* Exercise details *
Search the listing below for the word "icon", and copy every line in which it turns up.

* The data *

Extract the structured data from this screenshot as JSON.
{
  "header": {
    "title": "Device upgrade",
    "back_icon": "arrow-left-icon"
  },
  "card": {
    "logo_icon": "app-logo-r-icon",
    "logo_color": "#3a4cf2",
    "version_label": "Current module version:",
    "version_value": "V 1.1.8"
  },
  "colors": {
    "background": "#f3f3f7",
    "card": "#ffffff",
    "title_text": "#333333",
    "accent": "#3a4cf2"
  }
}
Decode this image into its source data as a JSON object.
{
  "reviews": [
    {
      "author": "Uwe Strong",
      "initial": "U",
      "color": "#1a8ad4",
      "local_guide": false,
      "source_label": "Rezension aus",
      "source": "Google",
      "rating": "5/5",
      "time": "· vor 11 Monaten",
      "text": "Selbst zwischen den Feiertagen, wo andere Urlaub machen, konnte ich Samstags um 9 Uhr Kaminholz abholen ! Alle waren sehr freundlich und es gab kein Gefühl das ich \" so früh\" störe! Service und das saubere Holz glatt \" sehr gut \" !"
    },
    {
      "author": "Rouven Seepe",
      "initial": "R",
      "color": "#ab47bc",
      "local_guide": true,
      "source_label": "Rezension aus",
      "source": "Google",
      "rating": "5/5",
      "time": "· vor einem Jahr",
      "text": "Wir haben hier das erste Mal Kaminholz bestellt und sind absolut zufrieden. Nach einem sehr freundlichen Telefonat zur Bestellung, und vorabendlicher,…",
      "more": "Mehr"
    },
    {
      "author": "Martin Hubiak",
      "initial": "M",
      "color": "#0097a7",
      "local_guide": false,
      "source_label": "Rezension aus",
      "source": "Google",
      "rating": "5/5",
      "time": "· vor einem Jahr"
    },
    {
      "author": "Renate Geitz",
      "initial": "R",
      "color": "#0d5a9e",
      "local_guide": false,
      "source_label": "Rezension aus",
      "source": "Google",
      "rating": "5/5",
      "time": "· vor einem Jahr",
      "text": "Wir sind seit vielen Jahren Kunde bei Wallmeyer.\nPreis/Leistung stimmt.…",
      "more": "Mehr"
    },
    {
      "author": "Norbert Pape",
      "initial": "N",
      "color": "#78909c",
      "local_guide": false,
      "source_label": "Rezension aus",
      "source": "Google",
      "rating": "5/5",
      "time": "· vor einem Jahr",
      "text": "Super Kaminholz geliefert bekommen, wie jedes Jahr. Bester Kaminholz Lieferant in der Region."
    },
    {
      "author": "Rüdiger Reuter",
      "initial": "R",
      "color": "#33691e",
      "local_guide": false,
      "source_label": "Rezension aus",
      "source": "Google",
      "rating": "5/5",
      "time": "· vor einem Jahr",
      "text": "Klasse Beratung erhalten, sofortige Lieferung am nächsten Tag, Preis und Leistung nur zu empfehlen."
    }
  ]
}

* Result *
    "back_icon": "arrow-left-icon"
    "logo_icon": "app-logo-r-icon",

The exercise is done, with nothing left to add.